▶ **What this task involves**
Whatever appears in the records should be given again exactly, down to the last mark.

▶ **Dataset extract**
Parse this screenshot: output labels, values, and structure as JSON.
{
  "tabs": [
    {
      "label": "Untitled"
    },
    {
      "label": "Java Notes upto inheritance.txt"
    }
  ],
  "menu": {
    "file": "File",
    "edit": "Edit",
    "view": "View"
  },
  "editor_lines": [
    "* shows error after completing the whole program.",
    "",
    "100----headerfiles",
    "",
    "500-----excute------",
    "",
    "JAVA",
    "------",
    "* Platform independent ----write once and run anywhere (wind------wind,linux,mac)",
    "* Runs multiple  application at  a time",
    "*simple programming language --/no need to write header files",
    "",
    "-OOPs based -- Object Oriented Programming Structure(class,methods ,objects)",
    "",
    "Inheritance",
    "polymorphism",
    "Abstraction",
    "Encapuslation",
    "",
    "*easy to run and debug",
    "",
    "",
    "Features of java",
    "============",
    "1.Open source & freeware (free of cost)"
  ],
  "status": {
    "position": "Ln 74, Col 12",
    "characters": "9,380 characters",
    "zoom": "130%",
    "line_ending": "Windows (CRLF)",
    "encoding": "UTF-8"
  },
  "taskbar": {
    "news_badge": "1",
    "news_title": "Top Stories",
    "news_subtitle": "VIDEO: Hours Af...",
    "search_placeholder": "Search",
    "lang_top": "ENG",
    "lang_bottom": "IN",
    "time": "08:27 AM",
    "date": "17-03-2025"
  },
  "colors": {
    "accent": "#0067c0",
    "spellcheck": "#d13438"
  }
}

▶ **Your solution**
Parse this screenshot: output labels, values, and structure as JSON.
{
  "tabs": [
    {
      "label": "Untitled"
    },
    {
      "label": "Java Notes upto inheritance.txt"
    }
  ],
  "menu": {
    "file": "File",
    "edit": "Edit",
    "view": "View"
  },
  "editor_lines": [
    "* shows error after completing the whole program.",
    "",
    "100----headerfiles",
    "",
    "500-----excute------",
    "",
    "JAVA",
    "------",
    "* Platform independent ----write once and run anywhere (wind------wind,linux,mac)",
    "* Runs multiple  application at  a time",
    "*simple programming language --/no need to write header files",
    "",
    "-OOPs based -- Object Oriented Programming Structure(class,methods ,objects)",
    "",
    "Inheritance",
    "polymorphism",
    "Abstraction",
    "Encapuslation",
    "",
    "*easy to run and debug",
    "",
    "",
    "Features of java",
    "============",
    "1.Open source & freeware (free of cost)"
  ],
  "status": {
    "position": "Ln 74, Col 12",
    "characters": "9,380 characters",
    "zoom": "130%",
    "line_ending": "Windows (CRLF)",
    "encoding": "UTF-8"
  },
  "taskbar": {
    "news_badge": "1",
    "news_title": "Top Stories",
    "news_subtitle": "VIDEO: Hours Af...",
    "search_placeholder": "Search",
    "lang_top": "ENG",
    "lang_bottom": "IN",
    "time": "08:27 AM",
    "date": "17-03-2025"
  },
  "colors": {
    "accent": "#0067c0",
    "spellcheck": "#d13438"
  }
}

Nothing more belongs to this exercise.